18 FEBRUARY 1888, Page 3

The bulletins from San Remo tell the public as little

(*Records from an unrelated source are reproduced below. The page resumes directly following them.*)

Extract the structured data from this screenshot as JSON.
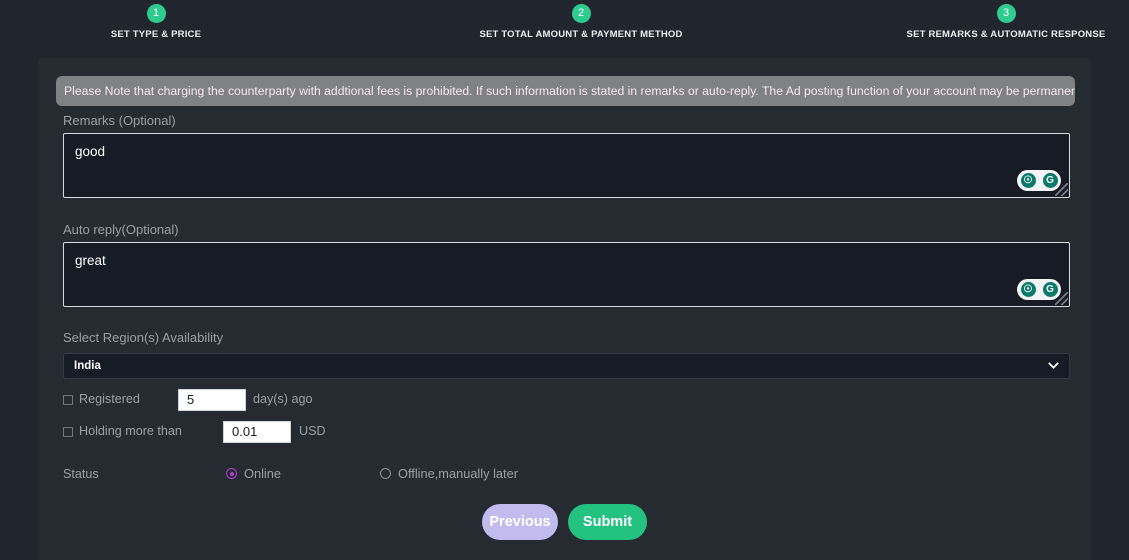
{
  "stepper": {
    "steps": [
      {
        "number": "1",
        "label": "SET TYPE & PRICE"
      },
      {
        "number": "2",
        "label": "SET TOTAL AMOUNT & PAYMENT METHOD"
      },
      {
        "number": "3",
        "label": "SET REMARKS & AUTOMATIC RESPONSE"
      }
    ],
    "circle_color": "#2ecc8f"
  },
  "notice": {
    "text": "Please Note that charging the counterparty with addtional fees is prohibited. If such information is stated in remarks or auto-reply. The Ad posting function of your account may be permanently blocked.",
    "background": "#7f8184",
    "text_color": "#f7e9ef"
  },
  "remarks": {
    "label": "Remarks (Optional)",
    "value": "good",
    "placeholder": ""
  },
  "auto_reply": {
    "label": "Auto reply(Optional)",
    "value": "great",
    "placeholder": ""
  },
  "grammarly": {
    "bulb_glyph": "☉",
    "g_glyph": "G",
    "accent": "#0c7a6a"
  },
  "region": {
    "label": "Select Region(s) Availability",
    "selected": "India",
    "chevron": "❯"
  },
  "registered": {
    "label": "Registered",
    "value": "5",
    "unit": "day(s) ago",
    "checked": false
  },
  "holding": {
    "label": "Holding more than",
    "value": "0.01",
    "unit": "USD",
    "checked": false
  },
  "status": {
    "label": "Status",
    "options": [
      {
        "label": "Online",
        "selected": true
      },
      {
        "label": "Offline,manually later",
        "selected": false
      }
    ],
    "selected_color": "#b13fd4"
  },
  "buttons": {
    "previous_label": "Previous",
    "previous_color": "#c3bbee",
    "submit_label": "Submit",
    "submit_color": "#24c280"
  }
}
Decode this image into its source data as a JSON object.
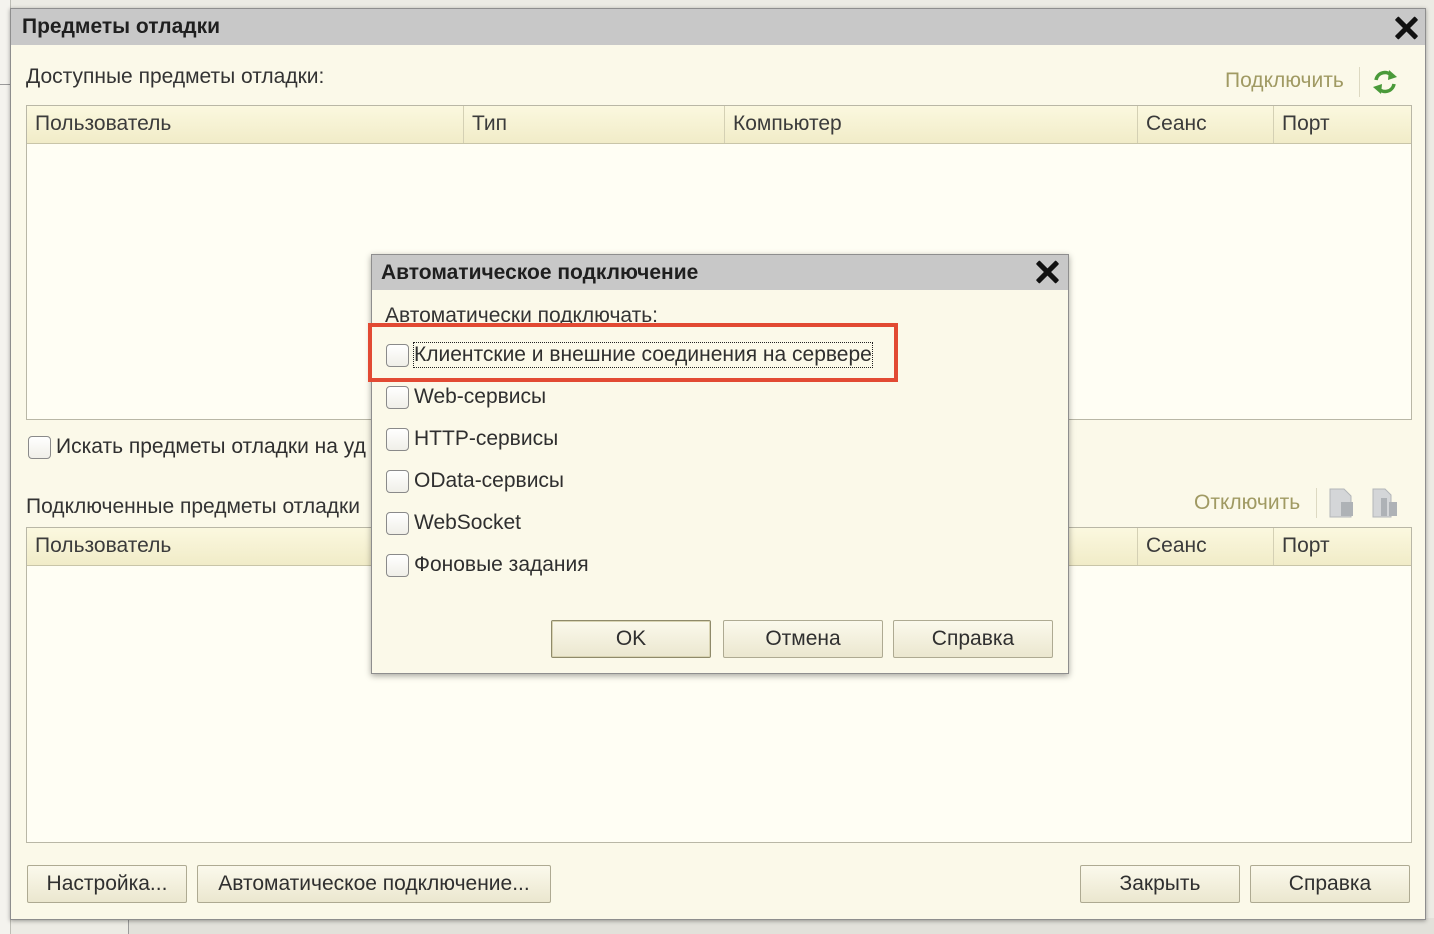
{
  "main_window": {
    "title": "Предметы отладки",
    "available_label": "Доступные предметы отладки:",
    "connect_link": "Подключить",
    "available_columns": [
      "Пользователь",
      "Тип",
      "Компьютер",
      "Сеанс",
      "Порт"
    ],
    "search_remote_label": "Искать предметы отладки на уд",
    "connected_label": "Подключенные предметы отладки",
    "disconnect_link": "Отключить",
    "connected_columns": [
      "Пользователь",
      "Сеанс",
      "Порт"
    ],
    "buttons": {
      "settings": "Настройка...",
      "auto_connect": "Автоматическое подключение...",
      "close": "Закрыть",
      "help": "Справка"
    }
  },
  "modal": {
    "title": "Автоматическое подключение",
    "prompt": "Автоматически подключать:",
    "options": [
      "Клиентские и внешние соединения на сервере",
      "Web-сервисы",
      "HTTP-сервисы",
      "OData-сервисы",
      "WebSocket",
      "Фоновые задания"
    ],
    "buttons": {
      "ok": "OK",
      "cancel": "Отмена",
      "help": "Справка"
    }
  },
  "colors": {
    "title_bar": "#c8c8c8",
    "window_bg": "#fbf9e9",
    "link": "#a09a63",
    "highlight": "#e24a33",
    "refresh_icon": "#4a9a3a"
  }
}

as ever, their whole meaning being that the Crown Prince has not suffered greatly from the operation of tracheotomy. It was not expected that he would suffer from that, the true cause for apprehension not being a trifling wound most skilfully in- flicted, but the progress of the disease in the larynx. That is not affected by the use of the canula, and about that there is no information whatever, except that the constitution of the Prince, which must be magnificent, is still strong, and that his pluck is as admirable as ever. Sir Morell Mackenzie's report to the Emperor has been published, but it does not throw much light on the subject. The great English specialist says he has always admitted that the Prince's symptoms were not inconsistent with cancer, his position being only that there is no proof of the presence of that disease. In rare cases inspection will not reveal the truth, and, "unfortu- nately," this is the case with his Imperial Highness. " At this moment medical science does not permit me to affirm that any other disease is present than chronic interstitial inflammation of the larynx, combined with perichondritis." That is, under the circumstances, a depressing statement, and we scarcely wonder at the discord reported by telegraph to exist among the doctors at San Remo.